If any clerks, pages or other young staff at the Iowa Legislature think they could benefit from a motivational life coach, they may want to pull up a chair next to new State Representative Timi Brown-Powers of Waterloo. The positive-thinking legislator loves encouraging others to discover their own leadership potential. She sees her election as another way to continue a life’s focus of serving people in her community, this time on a larger scale. In particular, she hopes to improve services for persons with disabilities, a passion she developed early on in life.
Born in California, Brown-Powers was raised in Des Moines in the Beaverdale neighborhood. Her father was a union rubber worker at the Firestone plant, and her mother had a small in-home business and later worked in the public schools system. “We lived that union life,” she recalls, her father working 3rd and 4th shifts, with occasional strikes impacting their day-to-day lives. Her grandmother, a paraplegic who babysat Brown-Powers, helped shape the direction of her life. Her interactions with her grandmother led her to volunteer in high school and college with programs that helped students with disabilities.
After graduating from Hoover, Brown-Powers went to DMACC for a year before transferring to UNI. She earned a BA in therapeutic recreation, and was a CNA all through college (and still is today – “when they need me they call,” she says). She then went to Covenant Medical Center for her internship, and has been there ever since for the last 27 years. There she has worked on a variety of issues with mental and physical disabilities, including a major brain injury project.
Her work brings her close to patients with significant needs for help. She took their stories to the Legislature several times on lobbying trips. So when Anesa Kajtazovic decided to run for Congress, Iowa Democratic Party leaders suggested to Brown-Powers that she run in the open Waterloo-based District 61. After some soul-searching, Brown-Powers accepted the challenge.
It’s not always easy for people without deep family connections in a town to run for office. However, she’s come to know many local families from her work at Covenant.
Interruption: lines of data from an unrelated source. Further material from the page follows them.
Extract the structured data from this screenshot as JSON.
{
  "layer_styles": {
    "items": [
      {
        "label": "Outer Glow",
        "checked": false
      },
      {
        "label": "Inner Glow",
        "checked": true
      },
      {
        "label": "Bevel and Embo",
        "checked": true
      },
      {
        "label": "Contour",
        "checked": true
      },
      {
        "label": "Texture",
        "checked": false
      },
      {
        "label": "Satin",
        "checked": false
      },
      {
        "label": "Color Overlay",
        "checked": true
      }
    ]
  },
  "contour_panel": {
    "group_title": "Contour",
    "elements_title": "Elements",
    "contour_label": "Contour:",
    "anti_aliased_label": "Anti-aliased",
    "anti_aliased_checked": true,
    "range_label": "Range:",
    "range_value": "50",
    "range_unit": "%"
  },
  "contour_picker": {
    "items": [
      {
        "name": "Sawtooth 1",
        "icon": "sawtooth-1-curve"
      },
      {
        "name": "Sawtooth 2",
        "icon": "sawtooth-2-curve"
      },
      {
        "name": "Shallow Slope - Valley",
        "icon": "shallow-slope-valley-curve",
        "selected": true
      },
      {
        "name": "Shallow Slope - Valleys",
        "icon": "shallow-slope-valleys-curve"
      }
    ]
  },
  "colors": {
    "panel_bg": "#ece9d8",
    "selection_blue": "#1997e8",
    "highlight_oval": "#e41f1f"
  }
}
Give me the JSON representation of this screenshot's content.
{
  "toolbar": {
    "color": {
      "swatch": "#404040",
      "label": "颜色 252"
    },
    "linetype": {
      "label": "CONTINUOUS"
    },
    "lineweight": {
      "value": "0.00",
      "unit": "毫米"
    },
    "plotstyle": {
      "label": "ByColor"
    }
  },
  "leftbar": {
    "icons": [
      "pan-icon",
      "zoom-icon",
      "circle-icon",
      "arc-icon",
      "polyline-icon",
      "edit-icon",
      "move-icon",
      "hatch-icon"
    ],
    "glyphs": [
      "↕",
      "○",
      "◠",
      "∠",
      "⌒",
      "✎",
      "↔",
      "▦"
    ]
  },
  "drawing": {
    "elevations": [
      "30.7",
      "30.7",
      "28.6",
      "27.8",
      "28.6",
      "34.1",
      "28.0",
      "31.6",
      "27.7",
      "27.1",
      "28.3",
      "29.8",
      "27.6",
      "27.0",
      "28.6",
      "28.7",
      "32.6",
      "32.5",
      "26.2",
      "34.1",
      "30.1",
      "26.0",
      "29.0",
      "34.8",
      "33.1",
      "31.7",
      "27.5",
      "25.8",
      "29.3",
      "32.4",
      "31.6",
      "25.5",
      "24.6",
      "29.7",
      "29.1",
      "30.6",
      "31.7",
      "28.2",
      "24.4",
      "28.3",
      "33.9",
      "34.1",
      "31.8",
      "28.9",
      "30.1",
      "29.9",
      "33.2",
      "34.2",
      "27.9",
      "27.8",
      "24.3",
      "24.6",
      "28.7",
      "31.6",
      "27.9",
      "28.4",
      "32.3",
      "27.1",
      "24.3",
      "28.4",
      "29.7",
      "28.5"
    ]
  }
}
She’s also been active in the local schools and the Blue Zone healthy community project to the point where she mentions, “My patients would tease me that ‘you’re always on the TV or in the newspaper.'”
Brown-Powers still ran a strong campaign with lots of door-knocking in the diverse Waterloo community, finding many residents along the way that she still interacts with now. Two Hispanic brothers she met on the doors invited her back to share a traditional meal with their family. Several voters she met with physical and mental issues she stays in touch with today. Not everyone was initially positive. One older man told a volunteer he wouldn’t vote for Brown-Powers because her “hair is crazy.” Undeterred, Brown-Powers returned to his house with her hair slicked back in a ponytail. That seemed to be enough, and the man promised to vote for her. She handily won the 3-way Democratic primary by 68%, and carried the heavily Democratic district in the general.
For her first legislative session, Brown-Powers sees education funding as the largest task on hand, a challenge she thinks will likely go on all year. Beyond that, her main focus will be starting the conversation on improving the mental health system and how Iowa works with persons with disabilities. “I’m working with a group of women in Black Hawk County with high-level disabilities, and they actually function really quite well,” she says of her work on waiver systems this year. “They want to get off of social security. They want to wean off of the waiver program, but our program is so cut and dry.”
She knows it’s not a project that can get done in a year, but she’s beginning the process with DHS. “I’m most passionate about persons with disabilities because that’s what I’ve done my entire life,” Brown-Powers explains of her drive on the issue. “Our system for persons with disabilities seems to inhibit anyone from growth. We encourage people to stay at home and not be empowered … But most people want to be productive people. There’s no system to provide them a stepping stone to keep growing. It’s either this way or that way. Long term changes would be good for Iowa – it would help our workforce, our community as a whole, and long-term it would save money.”
Brown-Powers enters the Legislature as part of an expanded class of female Democrats: just under half of the Democratic House members are women. “The women have added a nice mix to it,” Brown-Powers says of her new colleagues. “They’ve added some compassion and a different way of looking at things. It really appears that we have the same respect as anyone else.”
She hopes other women will join her and actively works to encourage young people wherever she can. She particularly enjoys speaking to students at high schools and colleges, where she “encourage[s] women to take that step forward.” Brown-Powers persuades them to be positive influences in their community and teaches them about how to speak out when they have an opinion and how to carry themselves professionally. Of course she wants to empower all young people, though she notes, “I have a soft spot in my heart for young girls. I want them to push themselves to be leaders … You can’t sit at your house and complain that something’s happening if you’re not willing to go out and help fix it.”
While in Des Moines, Brown-Powers visits her family often, who all still live in the capital city. She says her mom still cooks her a meal whenever she needs, and she occasionally gets in a basketball game with her brother and two nephews. She’s married to a retired firefighter, has a Navy veteran stepson, and a son who’s a freshman college student and avid hockey player.
by Pat Rynard